'Symphony's' strength is in its voice
The fall season has been good for fans of Benjamin Britten's music. Last month, the San Francisco Opera presented a superb new production of the composer's opera, "Billy Budd"; this week at Davies Symphony Hall, the San Francisco Symphony offered its first performances of Britten's "Spring Symphony."
Written only a few years apart (the "Spring Symphony" in 1948 and 1949, "Billy Budd" in 1950-51), the works give the listener two very different glimpses into Britten's music, from the tragic injustice depicted in the opera to the joyous celebratory sound of the symphony.
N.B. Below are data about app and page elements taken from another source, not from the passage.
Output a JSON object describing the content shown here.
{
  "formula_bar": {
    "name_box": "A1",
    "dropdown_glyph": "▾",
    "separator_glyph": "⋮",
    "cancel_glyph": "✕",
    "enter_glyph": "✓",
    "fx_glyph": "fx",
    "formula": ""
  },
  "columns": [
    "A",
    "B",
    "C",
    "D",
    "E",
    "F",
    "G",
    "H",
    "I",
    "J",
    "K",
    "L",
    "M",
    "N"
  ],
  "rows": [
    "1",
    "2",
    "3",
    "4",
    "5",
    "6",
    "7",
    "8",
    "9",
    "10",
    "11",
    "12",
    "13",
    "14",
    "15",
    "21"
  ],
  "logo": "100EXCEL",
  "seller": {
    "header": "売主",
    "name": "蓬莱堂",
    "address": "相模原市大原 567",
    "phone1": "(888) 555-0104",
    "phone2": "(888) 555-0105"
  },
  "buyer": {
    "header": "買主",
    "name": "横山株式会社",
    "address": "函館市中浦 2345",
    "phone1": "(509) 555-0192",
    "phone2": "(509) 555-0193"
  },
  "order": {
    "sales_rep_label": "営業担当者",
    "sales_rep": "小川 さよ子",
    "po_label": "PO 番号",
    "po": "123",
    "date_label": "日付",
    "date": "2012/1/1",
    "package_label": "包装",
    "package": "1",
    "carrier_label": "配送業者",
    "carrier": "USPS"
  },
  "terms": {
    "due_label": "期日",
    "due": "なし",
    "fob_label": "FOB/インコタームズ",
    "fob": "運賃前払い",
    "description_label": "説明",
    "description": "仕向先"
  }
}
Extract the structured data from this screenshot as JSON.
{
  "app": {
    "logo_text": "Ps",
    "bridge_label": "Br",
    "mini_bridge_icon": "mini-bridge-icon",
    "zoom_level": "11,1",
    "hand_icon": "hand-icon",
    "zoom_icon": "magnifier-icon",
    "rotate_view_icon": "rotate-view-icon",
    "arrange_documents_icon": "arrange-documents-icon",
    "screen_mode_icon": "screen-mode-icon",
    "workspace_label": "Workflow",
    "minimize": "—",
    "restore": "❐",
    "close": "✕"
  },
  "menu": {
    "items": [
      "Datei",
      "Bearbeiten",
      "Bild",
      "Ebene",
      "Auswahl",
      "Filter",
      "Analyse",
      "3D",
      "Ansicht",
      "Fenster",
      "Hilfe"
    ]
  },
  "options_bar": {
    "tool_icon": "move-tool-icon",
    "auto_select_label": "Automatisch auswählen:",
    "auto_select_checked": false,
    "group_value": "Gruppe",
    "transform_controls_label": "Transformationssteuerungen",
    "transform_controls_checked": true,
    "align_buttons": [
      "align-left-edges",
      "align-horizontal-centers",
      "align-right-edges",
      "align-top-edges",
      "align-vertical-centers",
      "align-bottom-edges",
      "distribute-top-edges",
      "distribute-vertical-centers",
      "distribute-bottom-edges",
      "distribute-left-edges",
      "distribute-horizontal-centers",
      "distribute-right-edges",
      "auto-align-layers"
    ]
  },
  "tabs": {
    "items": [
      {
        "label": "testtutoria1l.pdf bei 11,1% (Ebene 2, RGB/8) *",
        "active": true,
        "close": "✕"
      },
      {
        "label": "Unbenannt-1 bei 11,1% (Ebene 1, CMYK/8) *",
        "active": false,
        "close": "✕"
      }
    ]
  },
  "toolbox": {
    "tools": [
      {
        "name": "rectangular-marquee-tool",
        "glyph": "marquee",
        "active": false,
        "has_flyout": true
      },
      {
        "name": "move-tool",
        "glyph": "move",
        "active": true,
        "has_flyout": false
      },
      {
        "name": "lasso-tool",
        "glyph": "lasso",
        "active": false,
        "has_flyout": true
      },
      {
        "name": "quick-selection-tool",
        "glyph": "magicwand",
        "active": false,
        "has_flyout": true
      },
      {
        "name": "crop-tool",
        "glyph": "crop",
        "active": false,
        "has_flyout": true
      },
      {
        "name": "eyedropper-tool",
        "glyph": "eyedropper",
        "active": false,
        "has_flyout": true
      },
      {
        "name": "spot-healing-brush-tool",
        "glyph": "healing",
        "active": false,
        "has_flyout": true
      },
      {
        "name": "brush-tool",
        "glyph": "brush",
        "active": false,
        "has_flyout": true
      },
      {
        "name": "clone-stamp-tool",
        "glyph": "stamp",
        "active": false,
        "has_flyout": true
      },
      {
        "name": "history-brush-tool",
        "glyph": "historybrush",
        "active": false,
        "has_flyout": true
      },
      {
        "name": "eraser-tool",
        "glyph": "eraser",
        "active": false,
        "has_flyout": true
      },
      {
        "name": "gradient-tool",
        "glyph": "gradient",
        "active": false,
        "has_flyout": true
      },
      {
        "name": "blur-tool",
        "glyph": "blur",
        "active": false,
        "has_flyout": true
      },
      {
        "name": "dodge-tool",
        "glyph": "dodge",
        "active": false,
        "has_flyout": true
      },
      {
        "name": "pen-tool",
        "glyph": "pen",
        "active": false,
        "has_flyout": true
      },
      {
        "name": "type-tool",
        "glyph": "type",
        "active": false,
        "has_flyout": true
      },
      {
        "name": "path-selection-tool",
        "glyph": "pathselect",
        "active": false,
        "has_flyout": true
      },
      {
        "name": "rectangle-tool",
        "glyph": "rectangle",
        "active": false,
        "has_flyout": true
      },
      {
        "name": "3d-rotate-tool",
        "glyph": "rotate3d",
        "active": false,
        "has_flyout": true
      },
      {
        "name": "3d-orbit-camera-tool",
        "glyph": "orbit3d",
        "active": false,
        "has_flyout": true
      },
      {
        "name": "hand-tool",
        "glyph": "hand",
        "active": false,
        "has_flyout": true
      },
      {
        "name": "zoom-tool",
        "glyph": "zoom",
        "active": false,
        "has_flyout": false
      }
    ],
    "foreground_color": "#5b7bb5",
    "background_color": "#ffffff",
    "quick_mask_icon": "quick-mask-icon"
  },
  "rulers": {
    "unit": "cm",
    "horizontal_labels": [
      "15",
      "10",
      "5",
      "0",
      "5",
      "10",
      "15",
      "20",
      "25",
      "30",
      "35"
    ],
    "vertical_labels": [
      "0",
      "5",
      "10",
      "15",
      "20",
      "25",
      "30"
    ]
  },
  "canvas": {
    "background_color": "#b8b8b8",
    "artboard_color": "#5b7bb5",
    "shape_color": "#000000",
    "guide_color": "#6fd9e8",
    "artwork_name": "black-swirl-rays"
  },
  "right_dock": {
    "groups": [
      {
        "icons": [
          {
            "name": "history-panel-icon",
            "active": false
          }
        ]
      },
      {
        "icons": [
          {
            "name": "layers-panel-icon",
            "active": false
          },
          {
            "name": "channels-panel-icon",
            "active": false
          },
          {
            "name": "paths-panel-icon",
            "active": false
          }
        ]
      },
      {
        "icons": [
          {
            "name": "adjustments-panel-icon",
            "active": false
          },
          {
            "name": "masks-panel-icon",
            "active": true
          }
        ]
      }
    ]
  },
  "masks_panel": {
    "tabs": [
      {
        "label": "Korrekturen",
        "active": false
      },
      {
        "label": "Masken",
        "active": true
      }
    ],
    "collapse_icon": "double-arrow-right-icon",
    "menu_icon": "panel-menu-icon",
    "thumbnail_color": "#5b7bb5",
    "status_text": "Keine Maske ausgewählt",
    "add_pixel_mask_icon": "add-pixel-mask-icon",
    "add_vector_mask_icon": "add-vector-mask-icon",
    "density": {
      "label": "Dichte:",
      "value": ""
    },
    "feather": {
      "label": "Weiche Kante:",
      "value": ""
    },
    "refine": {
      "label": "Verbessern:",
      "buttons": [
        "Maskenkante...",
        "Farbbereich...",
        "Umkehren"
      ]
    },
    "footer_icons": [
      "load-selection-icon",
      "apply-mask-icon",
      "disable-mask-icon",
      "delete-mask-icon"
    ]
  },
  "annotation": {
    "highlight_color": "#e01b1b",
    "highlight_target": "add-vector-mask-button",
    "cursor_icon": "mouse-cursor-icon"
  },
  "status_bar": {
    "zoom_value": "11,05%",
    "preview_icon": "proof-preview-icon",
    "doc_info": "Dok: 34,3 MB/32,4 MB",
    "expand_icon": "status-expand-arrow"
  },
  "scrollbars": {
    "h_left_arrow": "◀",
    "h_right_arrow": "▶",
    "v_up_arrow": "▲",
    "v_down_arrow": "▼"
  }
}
Yet both are shining examples of this composer's love for the human voice and flair for distinctive orchestrations.
The "Spring Symphony" is a massive work for orchestra, large choral forces and three vocal soloists, and Thursday afternoon at Davies Hall, it became the luminous centerpiece of a dynamic program led by guest conductor Robert Spano. Also on the program were Mozart's Piano Concerto No. 27 in B-flat major, with Emanuel Ax as soloist, and "Three Screaming Popes" by Mark-Anthony Turnage. The performance repeats 8 p.m. Saturday.
Composed on a commission from the Koussevitzky Foundation, the "Spring Symphony" is Britten's paean to regeneration and rebirth.
It is a symphony in name only; although it is divided into four parts, it is closer in structure to a song cycle than a traditional symphony. It is also quintessentially English; the composer originally considered using medieval Latin texts, but settled on English lyric verse poems, mostly from the 16th and 17th centuries (the notable 20th-century exception is W.H. Auden's "Out on the lawn I lie in bed" from "A Summer Night.")
Part I begins in deep winter with a solemn prayer; the orchestra alternates with unaccompanied chorus, but they come together in settings of texts by Edmund Spenser, George Peele, Thomas Nash and John Clare. The highlight of this part is "The Driving Boy," a lively song featuring boys' chorus and soprano singing over choral whistling. The movement concludes with a radiant setting of John Milton's "The Morning Star."
Part II is a slow movement featuring Auden's text sung by an alto soloist; Part III, a scherzo, incorporates texts by Peele and William Blake in a suite of dance songs. Britten marshals all of his forces in Part IV, a blazing finale signaling the advent of spring.
Spano led an elegantly shaped, drivingly rhythmic performance. The excellent vocal soloists -- soprano Mary Dunleavy, mezzo-soprano Susanne Mentzer and tenor John Mark Ainsley -- made articulate contributions. But the massed voices of the combined chorus -- featuring Vance George's S.F. Symphony Chorus, the S.F. Girls Chorus, and the Pacific Boychoir -- were the stars of the show.
Under Spano's direction, the rest of the program was just as appealing. Ax is always an outstanding soloist, but he and Spano made an unbeatable team in the Mozart. The pianist approached the concerto, including Mozart's own cadenzas, with freshness and fluency, and the conductor elicited wonderfully buoyant playing from the orchestra.
Turnage's "Three Screaming Popes," which also received its first S.F. Symphony performances on this program, was a thrilling curtain-raiser. Like Britten, the English composer is best-known for his operas ("Greek," "The Silver Tassie"), but this single-movement work demonstrates his brilliance as a composer of orchestral music. "Popes" was inspired by a series of paintings by Francis Bacon, which was in turn based on Diego Velazquez's famous 1650 portrait, "Pope Innocent X," and it manages to sound both modern and medieval at various points in its 15-minute running time. It's a bright-toned, boldly percussive work of tremendous verve and intensity, and Spano led an edgy, well-defined reading.